      The fraud, incidentally, didn’t always involve coaches. Sometimes the parents paid bribes to have their kids’ SAT or other entrance exam scores “enhanced.” I find this form of academic fraud more troubling than the athletic fraud, but I’m sure admin, once paid appropriately, find it all about the same.

       How long will this stay front page news? We have a wide-ranging scandal running for years, involving tens of millions of dollars and fraud at our most esteemed institutions and I bet it all vanishes within the week. I conjecture  in a few days most folks will have an easier time finding out what Stormy Daniels had for breakfast Sunday morning than learning anything more about this. I grant that this fraud and Stormy Daniels have equivalent impact on most Americans, but there’s something here.

      $6 million just to get a none-too-bright kid into an Ivy League school?   Yeah, something’s not right.  

The schools are not believed to be involved, according to NBC.  

-- Seriously, I’m quoting Yahoo news quoting NBC. Does anyone at either media site have half a brain?

     HAhahahah, I needed that laugh. The coach doesn’t single-handedly enroll students, so admin at the schools had to be involved as well. How many people working at the school need to be involved before you can fairly say the school was involved? How do you read this and not believe the schools are involved? I suspect the story will be nicely buried soon enough, but hopefully someone will see it and do the digging necessary to get some answers here.

     The whole student loan scam was founded because we thought lack of money was the reason kids weren’t getting in to college.
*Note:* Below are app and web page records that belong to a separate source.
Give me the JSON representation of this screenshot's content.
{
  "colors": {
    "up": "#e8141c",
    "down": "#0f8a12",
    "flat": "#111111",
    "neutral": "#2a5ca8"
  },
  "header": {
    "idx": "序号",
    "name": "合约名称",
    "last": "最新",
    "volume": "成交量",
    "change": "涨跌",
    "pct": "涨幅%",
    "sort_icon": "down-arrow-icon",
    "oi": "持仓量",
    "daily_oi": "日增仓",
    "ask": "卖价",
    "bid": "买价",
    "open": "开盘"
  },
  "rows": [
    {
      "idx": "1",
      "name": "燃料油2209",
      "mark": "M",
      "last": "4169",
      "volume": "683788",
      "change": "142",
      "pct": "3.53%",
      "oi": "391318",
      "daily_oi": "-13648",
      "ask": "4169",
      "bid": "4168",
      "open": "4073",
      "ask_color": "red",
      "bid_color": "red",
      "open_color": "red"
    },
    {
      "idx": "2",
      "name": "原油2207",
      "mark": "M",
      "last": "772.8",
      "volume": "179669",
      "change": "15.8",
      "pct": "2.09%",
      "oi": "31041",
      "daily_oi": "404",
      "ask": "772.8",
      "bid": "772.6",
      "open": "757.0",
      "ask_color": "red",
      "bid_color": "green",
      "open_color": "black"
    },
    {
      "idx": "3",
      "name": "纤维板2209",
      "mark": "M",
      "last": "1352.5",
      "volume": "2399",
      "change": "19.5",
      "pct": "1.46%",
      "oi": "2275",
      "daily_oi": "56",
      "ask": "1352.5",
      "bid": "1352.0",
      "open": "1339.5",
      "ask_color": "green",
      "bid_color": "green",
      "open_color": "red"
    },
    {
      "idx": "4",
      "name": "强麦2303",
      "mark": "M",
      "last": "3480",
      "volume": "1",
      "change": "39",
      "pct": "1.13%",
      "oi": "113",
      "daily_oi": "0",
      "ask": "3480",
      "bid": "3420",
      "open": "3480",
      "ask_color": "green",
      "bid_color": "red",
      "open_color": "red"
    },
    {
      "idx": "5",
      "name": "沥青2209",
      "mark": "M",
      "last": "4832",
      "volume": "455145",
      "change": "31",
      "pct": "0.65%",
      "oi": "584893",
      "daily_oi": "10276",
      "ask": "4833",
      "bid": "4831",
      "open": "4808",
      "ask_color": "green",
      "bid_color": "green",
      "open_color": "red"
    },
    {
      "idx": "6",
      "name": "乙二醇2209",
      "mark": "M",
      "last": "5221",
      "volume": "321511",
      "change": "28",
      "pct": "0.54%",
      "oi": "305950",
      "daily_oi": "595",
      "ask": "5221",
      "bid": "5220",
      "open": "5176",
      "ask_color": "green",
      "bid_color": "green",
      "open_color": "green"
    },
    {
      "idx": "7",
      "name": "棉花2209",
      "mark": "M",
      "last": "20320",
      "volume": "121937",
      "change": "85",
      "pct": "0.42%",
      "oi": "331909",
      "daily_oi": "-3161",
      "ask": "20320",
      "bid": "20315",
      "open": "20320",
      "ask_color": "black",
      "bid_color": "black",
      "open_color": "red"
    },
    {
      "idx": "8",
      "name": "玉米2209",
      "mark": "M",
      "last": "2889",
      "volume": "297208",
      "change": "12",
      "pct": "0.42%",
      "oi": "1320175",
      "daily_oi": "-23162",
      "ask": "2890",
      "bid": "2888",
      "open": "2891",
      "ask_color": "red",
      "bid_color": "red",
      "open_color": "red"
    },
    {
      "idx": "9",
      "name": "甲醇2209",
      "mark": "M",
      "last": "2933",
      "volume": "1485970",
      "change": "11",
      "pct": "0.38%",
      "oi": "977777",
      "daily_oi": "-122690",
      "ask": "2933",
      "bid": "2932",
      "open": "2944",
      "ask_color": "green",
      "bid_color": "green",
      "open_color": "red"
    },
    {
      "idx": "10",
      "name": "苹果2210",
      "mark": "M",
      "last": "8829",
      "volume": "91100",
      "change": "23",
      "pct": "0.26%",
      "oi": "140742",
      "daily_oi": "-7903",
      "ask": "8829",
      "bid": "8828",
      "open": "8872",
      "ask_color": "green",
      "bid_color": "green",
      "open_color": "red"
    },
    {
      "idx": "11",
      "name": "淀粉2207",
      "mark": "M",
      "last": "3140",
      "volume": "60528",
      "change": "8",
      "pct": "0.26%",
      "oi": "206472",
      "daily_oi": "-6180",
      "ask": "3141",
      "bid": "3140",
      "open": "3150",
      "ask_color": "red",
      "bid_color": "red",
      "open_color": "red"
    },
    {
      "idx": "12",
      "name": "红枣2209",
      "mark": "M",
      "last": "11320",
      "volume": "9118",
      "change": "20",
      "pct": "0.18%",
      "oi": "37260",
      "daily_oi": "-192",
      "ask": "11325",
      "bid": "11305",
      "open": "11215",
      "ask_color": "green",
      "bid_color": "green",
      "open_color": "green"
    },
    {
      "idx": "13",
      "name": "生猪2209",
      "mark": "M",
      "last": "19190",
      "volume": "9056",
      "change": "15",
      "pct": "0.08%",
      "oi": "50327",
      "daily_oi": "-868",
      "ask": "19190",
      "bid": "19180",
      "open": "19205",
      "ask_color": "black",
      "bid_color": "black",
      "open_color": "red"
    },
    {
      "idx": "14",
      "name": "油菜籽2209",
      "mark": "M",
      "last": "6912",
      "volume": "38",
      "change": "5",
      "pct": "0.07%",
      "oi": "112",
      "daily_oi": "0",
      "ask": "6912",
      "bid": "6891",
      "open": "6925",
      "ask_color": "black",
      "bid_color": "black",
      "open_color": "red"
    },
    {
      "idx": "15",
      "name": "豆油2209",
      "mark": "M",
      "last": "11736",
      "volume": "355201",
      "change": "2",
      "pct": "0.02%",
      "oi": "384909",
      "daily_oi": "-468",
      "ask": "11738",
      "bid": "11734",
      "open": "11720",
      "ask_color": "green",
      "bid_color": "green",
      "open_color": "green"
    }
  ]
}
But if you have a good school, if you work to maintain a reputation, it’s very clear parents will pay whatever it takes to get in. Very clear, indeed.




  1. Uninvolved means there wasn't a formal meeting with an agenda and someone keeping notes.
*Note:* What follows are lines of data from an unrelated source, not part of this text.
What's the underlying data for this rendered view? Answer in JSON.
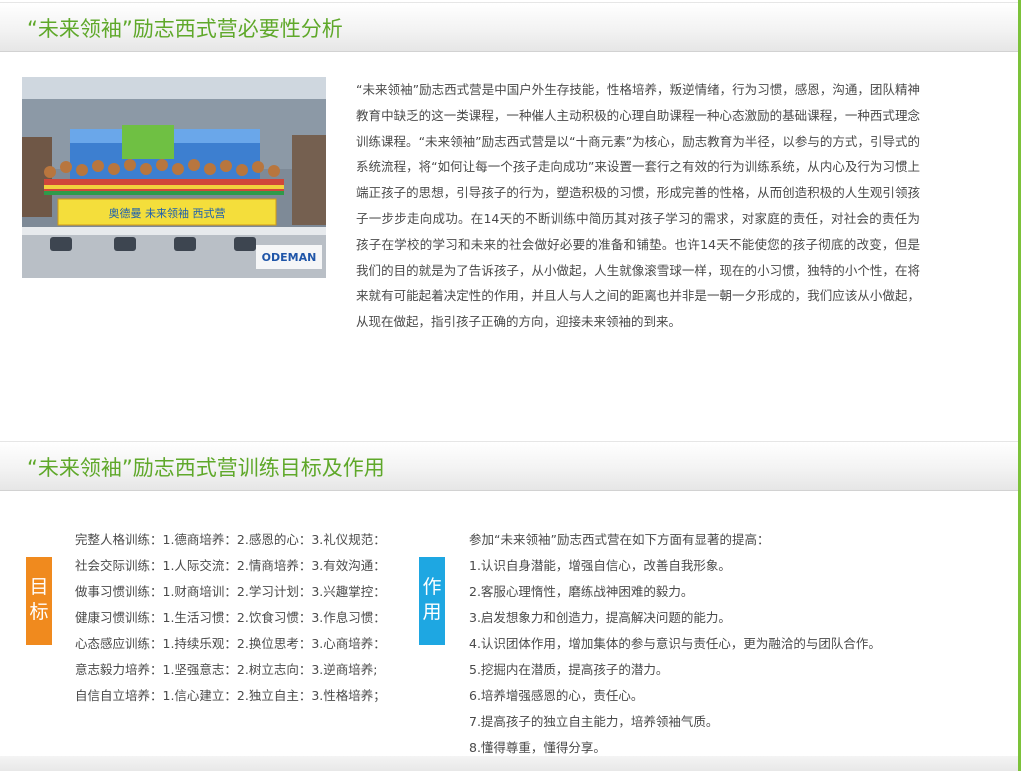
{
  "section1": {
    "title": "“未来领袖”励志西式营必要性分析",
    "photo": {
      "banner_text": "奥德曼 未来领袖 西式营",
      "logo_text": "ODEMAN"
    },
    "intro": "“未来领袖”励志西式营是中国户外生存技能，性格培养，叛逆情绪，行为习惯，感恩，沟通，团队精神教育中缺乏的这一类课程，一种催人主动积极的心理自助课程一种心态激励的基础课程，一种西式理念训练课程。“未来领袖”励志西式营是以“十商元素”为核心，励志教育为半径，以参与的方式，引导式的系统流程，将“如何让每一个孩子走向成功”来设置一套行之有效的行为训练系统，从内心及行为习惯上端正孩子的思想，引导孩子的行为，塑造积极的习惯，形成完善的性格，从而创造积极的人生观引领孩子一步步走向成功。在14天的不断训练中简历其对孩子学习的需求，对家庭的责任，对社会的责任为孩子在学校的学习和未来的社会做好必要的准备和铺垫。也许14天不能使您的孩子彻底的改变，但是我们的目的就是为了告诉孩子，从小做起，人生就像滚雪球一样，现在的小习惯，独特的小个性，在将来就有可能起着决定性的作用，并且人与人之间的距离也并非是一朝一夕形成的，我们应该从小做起，从现在做起，指引孩子正确的方向，迎接未来领袖的到来。"
  },
  "section2": {
    "title": "“未来领袖”励志西式营训练目标及作用",
    "goals_tag": "目标",
    "effects_tag": "作用",
    "goals": [
      "完整人格训练：1.德商培养：2.感恩的心：3.礼仪规范：",
      "社会交际训练：1.人际交流：2.情商培养：3.有效沟通：",
      "做事习惯训练：1.财商培训：2.学习计划：3.兴趣掌控：",
      "健康习惯训练：1.生活习惯：2.饮食习惯：3.作息习惯：",
      "心态感应训练：1.持续乐观：2.换位思考：3.心商培养：",
      "意志毅力培养：1.坚强意志：2.树立志向：3.逆商培养;",
      "自信自立培养：1.信心建立：2.独立自主：3.性格培养；"
    ],
    "effects_intro": "参加“未来领袖”励志西式营在如下方面有显著的提高：",
    "effects": [
      "1.认识自身潜能，增强自信心，改善自我形象。",
      "2.客服心理惰性，磨练战神困难的毅力。",
      "3.启发想象力和创造力，提高解决问题的能力。",
      "4.认识团体作用，增加集体的参与意识与责任心，更为融洽的与团队合作。",
      "5.挖掘内在潜质，提高孩子的潜力。",
      "6.培养增强感恩的心，责任心。",
      "7.提高孩子的独立自主能力，培养领袖气质。",
      "8.懂得尊重，懂得分享。"
    ]
  },
  "colors": {
    "title_green": "#5fa82a",
    "tag_orange": "#f08a1e",
    "tag_blue": "#1ea7e2",
    "body_text": "#4a4a4a"
  }
}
    1. No notes? But how can they be sure to divvy up the bribery loot properly? I'm sure when it's time to ask questions of admin involved, they'll all be on sabbatical or no longer with the institution, much like with what happened with the UNC major fraud.

  2. The right question to ask is "these are successful people in business and the arts. How are they coming up with this high value for an Ivy pedigree?"

    It's simple, the Ivy pedigree is like an AKC pure bred dog certificate and people pay more when someone has gone through the IQ filter and social conditioning of an IVY. My experience with Ivy people is they *are* smart and clever. The problem is the utter lack of moral character, which is exactly mirrored in our corporations and government.

    1. I'm sure the kid who got into Harvard based on his rap video is in the 99th percentile.

      It's corruption all the way down.

  3. The Ivy League schools aren't about education. They're about knowing the right people. Networking is far more important than education, intelligence, or skills.

  4. Would any of these people even believe it if they were told that Ivy League schools go through the same accreditation as much less expensive state schools? Absolutely none of these people paying to get the big name education know that accreditation has nothing to do with education. It has to do with administration. Just because someone has a degree from any of these big name schools (Ivy League or even Big 10) doesn't mean they are getting a better education. I had taught students who transferred to USC and in talking to them later they said they had better teachers at the community college than at USC. I had a friend who got her MSW at USC and she said that most of the professors at USC were more concerned with the prestige that being a professor at USC gives than in actually being a good instructor. My niece transferred from a community college in San Diego to UCLA and she said she got a better education at the community college than at UCLA. I think it was Aristotle who said that when a person pays a lot for something they think they're getting more from it.

    1. I suspect none of them know accreditation is a fraud. However, they do know that much of higher education is a fraud, but that their kids "need" to go to college. So they see no choice but to hope the best schools aren't frauds...even as they use fraud to get into the best schools. It takes a bit of a cognitive disconnect to manage it, but desperation helps.